SEAT’s mid-range SUV is sharp to drive and look at
- Sharp yet smart styling
- High-tech kit list
- Practical interior
- Good to drive
- Slightly dull interior
- Firm ride on some models
- No adaptive dampers
SEAT might have been late to the SUV market when it launched the Ateca crossover in 2016, but few could argue it’s wasted any time playing catch-up. Combining excellent practicality, keen pricing and sharp handling, the Ateca is a strong debut SUV for the Spanish manufacturer.
Now joined by the smaller Arona and soon-to-arrive Skoda Kodiaq-based Tarraco, it sits right at the heart of manufacturer’s SUV range and goes head to head with rivals such as the Nissan Qashqai, Renault Kadjar and Ford Kuga. Read on for more on why we rate the SEAT Ateca so highly.
SEAT Ateca: five trim levels incluing FR

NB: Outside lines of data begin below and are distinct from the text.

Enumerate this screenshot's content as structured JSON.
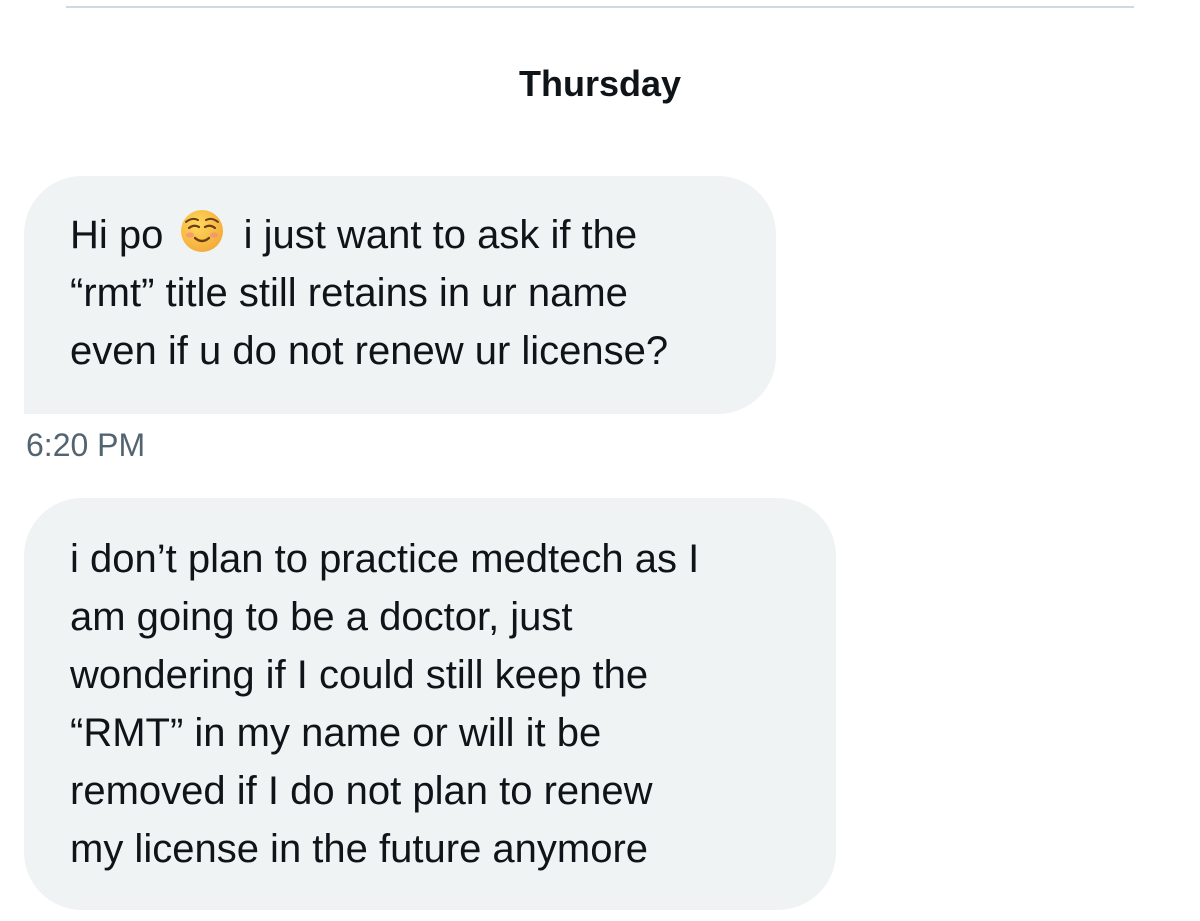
{
  "conversation": {
    "day_separator": "Thursday",
    "messages": [
      {
        "lines": {
          "l1_before": "Hi po",
          "l1_after": "i just want to ask if the",
          "l2": "“rmt” title still retains in ur name",
          "l3": "even if u do not renew ur license?"
        },
        "emoji": "relieved-face-icon",
        "timestamp": "6:20 PM"
      },
      {
        "lines": {
          "l1": "i don’t plan to practice medtech as I",
          "l2": "am going to be a doctor,  just",
          "l3": "wondering if I could still keep the",
          "l4": "“RMT” in my name or will it be",
          "l5": "removed if I do not plan to renew",
          "l6": "my license in the future anymore"
        }
      }
    ]
  },
  "colors": {
    "bubble_background": "#eff3f4",
    "text_primary": "#0f1419",
    "text_secondary": "#536471",
    "divider": "#cfd9de",
    "emoji_face": "#f9c13c"
  }
}
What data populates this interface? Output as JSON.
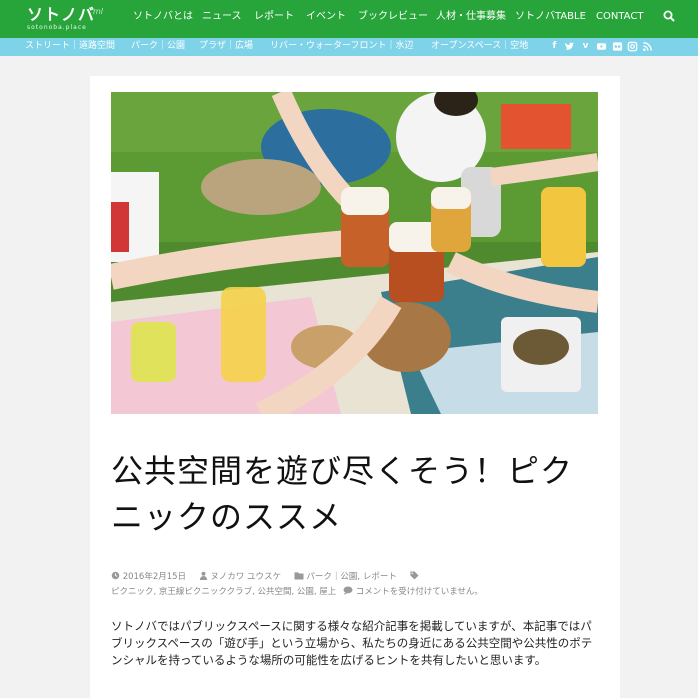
{
  "site": {
    "logo": "ソトノバ",
    "logo_sub": "sotonoba.place",
    "logo_mark": "ml"
  },
  "nav": {
    "items": [
      "ソトノバとは",
      "ニュース",
      "レポート",
      "イベント",
      "ブックレビュー",
      "人材・仕事募集",
      "ソトノバTABLE",
      "CONTACT"
    ]
  },
  "subnav": {
    "items": [
      "ストリート｜道路空間",
      "パーク｜公園",
      "プラザ｜広場",
      "リバー・ウォーターフロント｜水辺",
      "オープンスペース｜空地"
    ],
    "social": [
      "facebook-icon",
      "twitter-icon",
      "vimeo-icon",
      "youtube-icon",
      "flickr-icon",
      "instagram-icon",
      "rss-icon"
    ]
  },
  "article": {
    "title": "公共空間を遊び尽くそう！ピクニックのススメ",
    "date": "2016年2月15日",
    "author": "ヌノカワ ユウスケ",
    "categories": "パーク｜公園, レポート",
    "tags": "ピクニック, 京王線ピクニッククラブ, 公共空間, 公園, 屋上",
    "comments": "コメントを受け付けていません。",
    "body": "ソトノバではパブリックスペースに関する様々な紹介記事を掲載していますが、本記事ではパブリックスペースの「遊び手」という立場から、私たちの身近にある公共空間や公共性のポテンシャルを持っているような場所の可能性を広げるヒントを共有したいと思います。"
  },
  "colors": {
    "nav_bg": "#27a43a",
    "subnav_bg": "#7fd3e8",
    "page_bg": "#f2f2f2"
  }
}
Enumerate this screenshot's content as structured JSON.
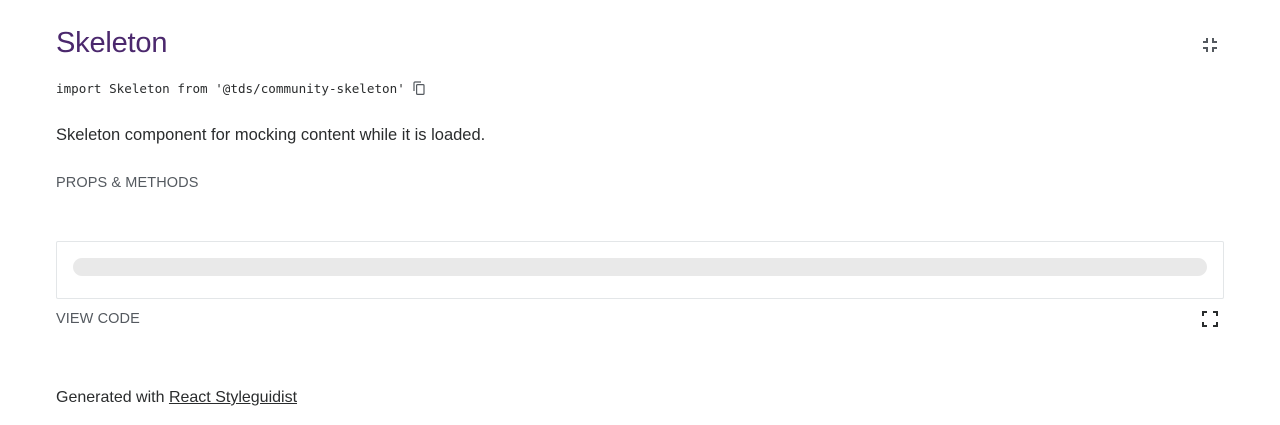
{
  "component": {
    "title": "Skeleton",
    "import_statement": "import Skeleton from '@tds/community-skeleton'",
    "description": "Skeleton component for mocking content while it is loaded.",
    "props_link_label": "PROPS & METHODS",
    "view_code_label": "VIEW CODE",
    "icons": {
      "isolate": "collapse-icon",
      "copy": "copy-icon",
      "fullscreen": "fullscreen-icon"
    }
  },
  "footer": {
    "prefix": "Generated with ",
    "link_label": "React Styleguidist"
  },
  "colors": {
    "title": "#4b286d",
    "text": "#2a2c2d",
    "muted": "#54595f",
    "skeleton": "#e9e9e9",
    "border": "#e3e6e8"
  }
}
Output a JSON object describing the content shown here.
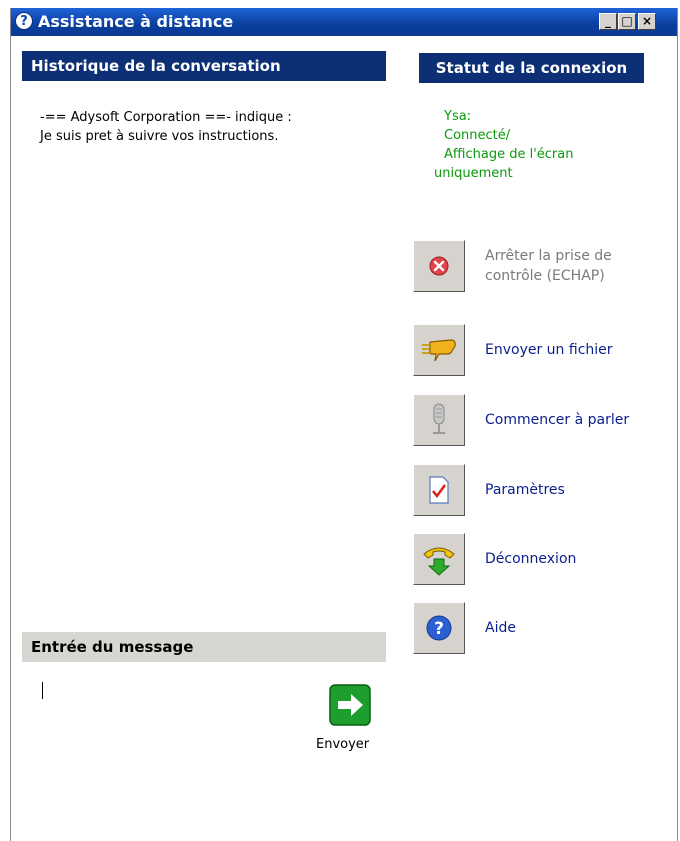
{
  "window": {
    "title": "Assistance à distance",
    "controls": {
      "minimize": "_",
      "maximize": "□",
      "close": "×"
    }
  },
  "history": {
    "title": "Historique de la conversation",
    "messages": [
      "-== Adysoft Corporation ==- indique :",
      "Je suis pret à suivre vos instructions."
    ]
  },
  "status": {
    "title": "Statut de la connexion",
    "lines": [
      "Ysa:",
      "Connecté/",
      "Affichage de l'écran",
      "uniquement"
    ]
  },
  "actions": [
    {
      "label_line1": "Arrêter la prise de",
      "label_line2": "contrôle (ECHAP)",
      "icon": "stop-icon",
      "disabled": true
    },
    {
      "label": "Envoyer un fichier",
      "icon": "send-file-icon"
    },
    {
      "label": "Commencer à parler",
      "icon": "microphone-icon"
    },
    {
      "label": "Paramètres",
      "icon": "settings-checklist-icon"
    },
    {
      "label": "Déconnexion",
      "icon": "disconnect-phone-icon"
    },
    {
      "label": "Aide",
      "icon": "help-icon"
    }
  ],
  "message_entry": {
    "title": "Entrée du message",
    "value": "",
    "send_label": "Envoyer"
  }
}
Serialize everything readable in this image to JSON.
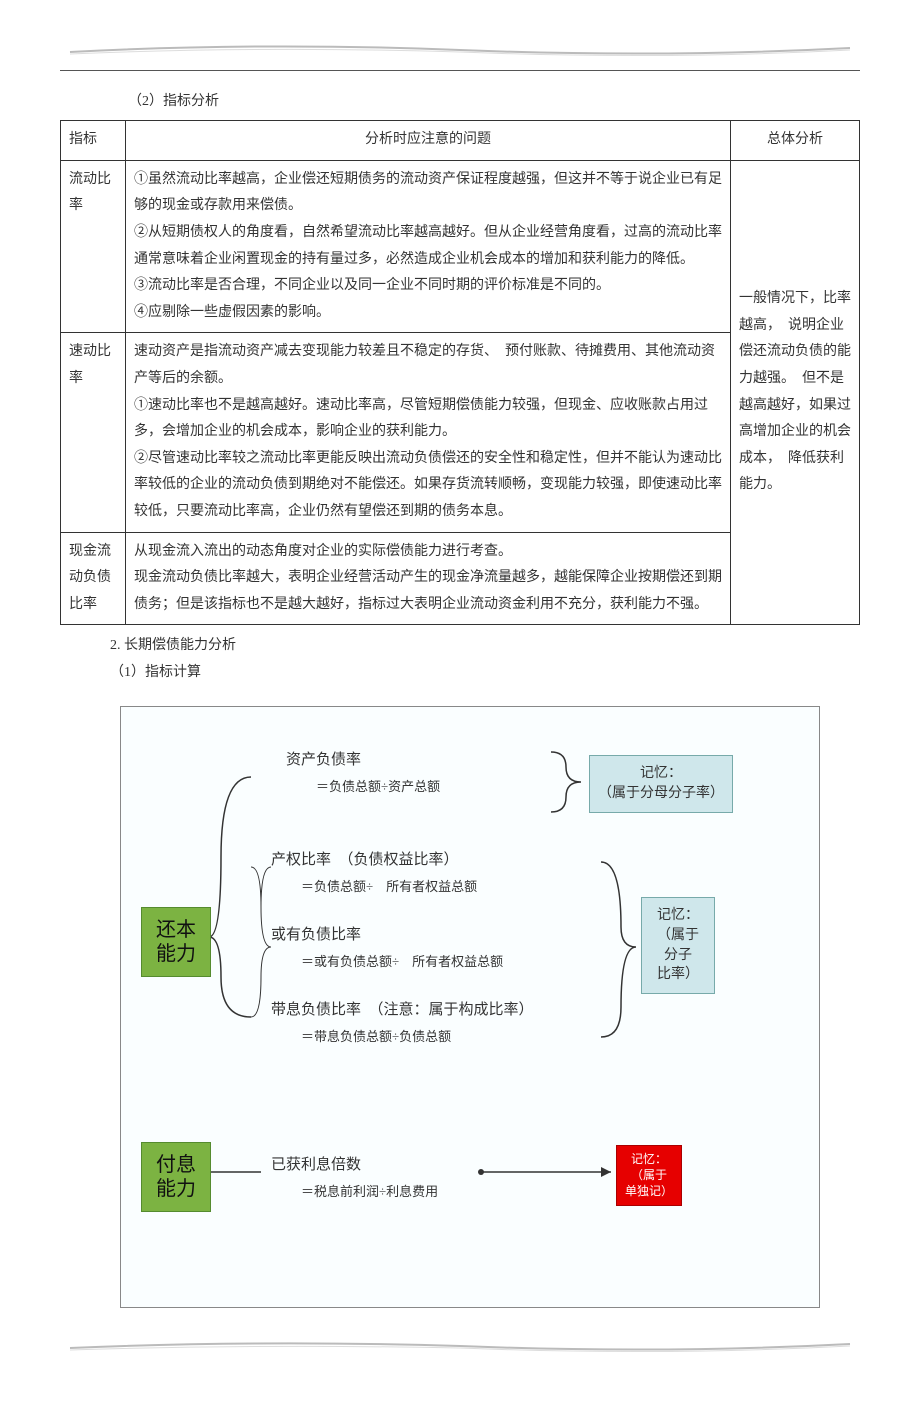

You can pick from S, SE, SE Technology, FR and Xcellence specifications, plus there was a limited run of First Edition cars from available at launch.
The latter uses information crowd-sourced from 13,000 people during a competition called “Designed by You” and was packed with exciting gadgets including Traffic Jam Assist, which drives the car for you on congested city streets.
Standard cars come with 16-inch alloys, air-con, LED daytime-running lights, a five-inch touchscreen, split-folding rear seats, plus a leather steering wheel and gearknob, but you’ll want to move further up the range for a more plush-feeling Ateca.
There’s a whole raft of safety and assistance systems that can be added as well, making your driving experience as stress-free as possible.
Six engines - three petrol and three diesel
A hardcore Cupra Ateca is on the way, but that's a separate make now. For 2018, the line-up consists of your usual choice of petrol and diesel engines in a wide range of outputs.
Petrol-wise there’s a fuel-sipping 1.0-litre TSI unit with three cylinders and a 1.4-litre EcoTSI that can shut down half its cylinders when they’re not needed to maximise economy.
Sitting at the top of the range are a pair of 2.0-litre engines, each with 190hp, petrol or diesel.
The rest of the diesel range is made up of familiar 1.6-litre TDI and 2.0-litre TDI diesels, but you can learn more about the engine range in the Performance section of this review.
Does the Ateca drive like a SEAT?
Alongside those sharp creases in the bodywork, an equally sharp drive has become something of a SEAT hallmark.
We’re happy to report that the Ateca carries on this tradition with a firm but supple ride and steering that reacts quickly to wheel movements. In short, it’s great fun for what is essentially a sensible family car.
Can those good looks and sporty characteristics do enough to drag customers away from default SUVs like the Nissan Qashqai, though?
As of March 2018, the Cupra performance designation for SEAT cars became an independent sub-brand in its own right.
Seven Cupra models will be launched between now and 2020, with the Ateca the first. Powered by a 300hp 2.0-litre TSI engine, it features a seven-speed DSG gearbox and all-wheel drive as well as being capable of accelerating from 0-62mph in 5.4 seconds and hitting a 152mph top speed. The Cupra Ateca is set to go on sale in late 2018.
The Parkers Verdict
The SEAT Ateca offers sharp styling, fairly compact dimensions and one of the most spacious interiors of any car of its size.
There’s wide choice of engines to choose from, too, which boosts its appeal as a driver’s car, and not just a family runaround. Add to that a well-equipped interior that feels well built (if a little dull) and it’s an excellent proposition.